Scientist_3.5 M_Years_Bacteria_Elixir_Of_Youth

Last month, we talked about French scientists uncovering an ancient virus from Siberia that they plan to resurrect in their lab. Well, this time around, the gamble is taken to a whole new level, with a Russian scientist injecting himself with 3.5 million-year old bacteria that was salvaged from the permafrost region of Siberia. The man in question here – Anatoli Brouchkov, envisions this antediluvian bacteria as a sort of ‘elixir of youth’ that could possibly lengthen his life. And, while he doesn’t really know how such an incredible biological scope could work, he put forth the example of aspirin and lack of prevalent knowledge regarding this common medication.

Now, while the aforementioned French scientists made their credible hypothesis on how such ancient microorganisms can be potentially harmful to humans, Brouchkov is apparently not concerned about any baleful effects. According to him, this particular bacterial strain has been in contact with the local Yakut people of Siberia on account of the permafrost thawing. He also claims to have further noticed that instead of having any adverse effect, the bacteria seems to have induced better health and longer lifespans in the native human population, when compared to other nations.

Simply put, Brouchkov believes that the bacteria can be administered in small dosages to humans for basically lengthening their life. And, while this might very well be a (possibly dangerous) long shot, the bacteria did show improved vitality and reproductive capacity when injected in old female mice specimens. Moreover, the microorganism seemingly also played its part in healing damaged plants.

On the other side of the coin, the recently discovered 30,000-year old Mollivirus sibericum (from Siberia) exhibits a biologically complex structure with a whopping 500 genes. For comparison’s sake, the Influenza A virus has only 8 genes. Such remarkable differences in complexity alludes to the potentially greater adaptability of the ancient microorganisms. In other words, some of these dormant microbes can make easy targets of humans as their vulnerable hosts.

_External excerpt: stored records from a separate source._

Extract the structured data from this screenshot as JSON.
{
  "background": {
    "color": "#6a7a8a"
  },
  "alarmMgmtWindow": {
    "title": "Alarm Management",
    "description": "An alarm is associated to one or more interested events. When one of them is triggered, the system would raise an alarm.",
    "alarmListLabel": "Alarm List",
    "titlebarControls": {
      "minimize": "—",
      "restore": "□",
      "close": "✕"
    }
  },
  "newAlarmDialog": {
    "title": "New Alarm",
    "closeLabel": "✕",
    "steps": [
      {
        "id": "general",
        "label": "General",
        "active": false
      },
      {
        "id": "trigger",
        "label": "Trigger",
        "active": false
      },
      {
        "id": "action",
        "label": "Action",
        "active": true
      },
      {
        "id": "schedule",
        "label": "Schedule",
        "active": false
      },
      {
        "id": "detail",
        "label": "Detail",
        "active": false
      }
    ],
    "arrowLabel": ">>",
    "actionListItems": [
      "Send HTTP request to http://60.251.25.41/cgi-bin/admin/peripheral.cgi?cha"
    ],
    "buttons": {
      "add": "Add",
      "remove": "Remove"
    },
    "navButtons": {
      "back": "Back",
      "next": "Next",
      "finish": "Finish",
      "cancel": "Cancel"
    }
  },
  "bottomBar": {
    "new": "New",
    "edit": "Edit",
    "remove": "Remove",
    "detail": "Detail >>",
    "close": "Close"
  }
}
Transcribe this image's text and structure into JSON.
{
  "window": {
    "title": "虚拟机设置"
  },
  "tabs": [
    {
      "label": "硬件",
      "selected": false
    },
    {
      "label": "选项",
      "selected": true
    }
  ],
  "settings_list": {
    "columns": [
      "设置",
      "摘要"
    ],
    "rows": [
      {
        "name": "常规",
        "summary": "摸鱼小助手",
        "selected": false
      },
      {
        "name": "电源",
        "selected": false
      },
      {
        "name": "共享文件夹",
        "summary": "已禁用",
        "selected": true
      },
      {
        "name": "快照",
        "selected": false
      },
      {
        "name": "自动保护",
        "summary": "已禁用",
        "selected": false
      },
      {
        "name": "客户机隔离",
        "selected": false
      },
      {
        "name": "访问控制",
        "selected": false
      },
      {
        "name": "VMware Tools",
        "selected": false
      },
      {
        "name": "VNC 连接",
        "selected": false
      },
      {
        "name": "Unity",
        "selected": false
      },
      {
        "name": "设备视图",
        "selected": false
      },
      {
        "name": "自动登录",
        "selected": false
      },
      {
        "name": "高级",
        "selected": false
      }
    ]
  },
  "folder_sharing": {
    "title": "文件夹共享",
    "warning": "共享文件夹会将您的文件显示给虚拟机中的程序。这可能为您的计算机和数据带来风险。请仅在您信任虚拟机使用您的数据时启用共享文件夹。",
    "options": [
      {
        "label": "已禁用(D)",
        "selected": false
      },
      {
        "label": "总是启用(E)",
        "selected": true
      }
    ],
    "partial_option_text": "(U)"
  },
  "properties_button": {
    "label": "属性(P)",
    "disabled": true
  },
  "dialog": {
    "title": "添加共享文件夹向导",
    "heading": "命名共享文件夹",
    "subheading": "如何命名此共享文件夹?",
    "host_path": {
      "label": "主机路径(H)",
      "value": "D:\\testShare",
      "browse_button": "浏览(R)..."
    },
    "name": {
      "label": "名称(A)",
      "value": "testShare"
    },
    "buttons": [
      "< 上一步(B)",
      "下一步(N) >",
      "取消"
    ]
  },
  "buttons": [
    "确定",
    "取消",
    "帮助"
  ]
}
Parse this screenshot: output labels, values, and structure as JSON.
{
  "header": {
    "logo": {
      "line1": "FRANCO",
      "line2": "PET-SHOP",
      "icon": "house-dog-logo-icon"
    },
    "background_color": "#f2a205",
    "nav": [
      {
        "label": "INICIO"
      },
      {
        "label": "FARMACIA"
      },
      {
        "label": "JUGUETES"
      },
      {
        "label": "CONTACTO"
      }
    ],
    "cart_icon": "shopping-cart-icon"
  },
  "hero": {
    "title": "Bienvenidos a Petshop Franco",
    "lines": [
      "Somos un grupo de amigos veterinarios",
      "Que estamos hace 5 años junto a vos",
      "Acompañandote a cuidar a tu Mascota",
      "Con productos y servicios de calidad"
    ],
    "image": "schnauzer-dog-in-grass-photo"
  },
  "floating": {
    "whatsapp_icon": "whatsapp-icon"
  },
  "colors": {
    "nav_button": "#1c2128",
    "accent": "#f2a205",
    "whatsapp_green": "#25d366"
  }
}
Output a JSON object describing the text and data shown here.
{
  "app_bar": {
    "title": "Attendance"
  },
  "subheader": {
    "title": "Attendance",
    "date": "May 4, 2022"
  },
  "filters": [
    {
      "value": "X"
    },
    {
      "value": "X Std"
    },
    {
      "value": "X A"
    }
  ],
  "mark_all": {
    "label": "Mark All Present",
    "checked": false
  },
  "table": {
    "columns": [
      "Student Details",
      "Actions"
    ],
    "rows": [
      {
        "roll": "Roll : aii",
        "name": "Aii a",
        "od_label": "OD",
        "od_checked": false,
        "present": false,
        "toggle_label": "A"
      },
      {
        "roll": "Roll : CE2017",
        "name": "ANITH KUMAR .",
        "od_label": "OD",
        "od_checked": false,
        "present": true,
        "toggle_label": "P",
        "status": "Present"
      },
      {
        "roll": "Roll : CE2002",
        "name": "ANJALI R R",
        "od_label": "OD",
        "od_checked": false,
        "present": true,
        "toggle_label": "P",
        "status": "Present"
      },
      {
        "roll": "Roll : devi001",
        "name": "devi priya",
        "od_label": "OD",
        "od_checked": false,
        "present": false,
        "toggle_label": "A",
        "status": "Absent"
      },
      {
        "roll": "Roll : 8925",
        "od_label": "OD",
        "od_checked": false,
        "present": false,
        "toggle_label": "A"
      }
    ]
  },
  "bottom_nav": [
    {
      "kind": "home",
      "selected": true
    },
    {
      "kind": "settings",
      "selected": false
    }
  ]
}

Via: Inhabitat

  Subscribe to HEXAPOLIS

To join over 1,200 of our dedicated subscribers, simply provide your email address: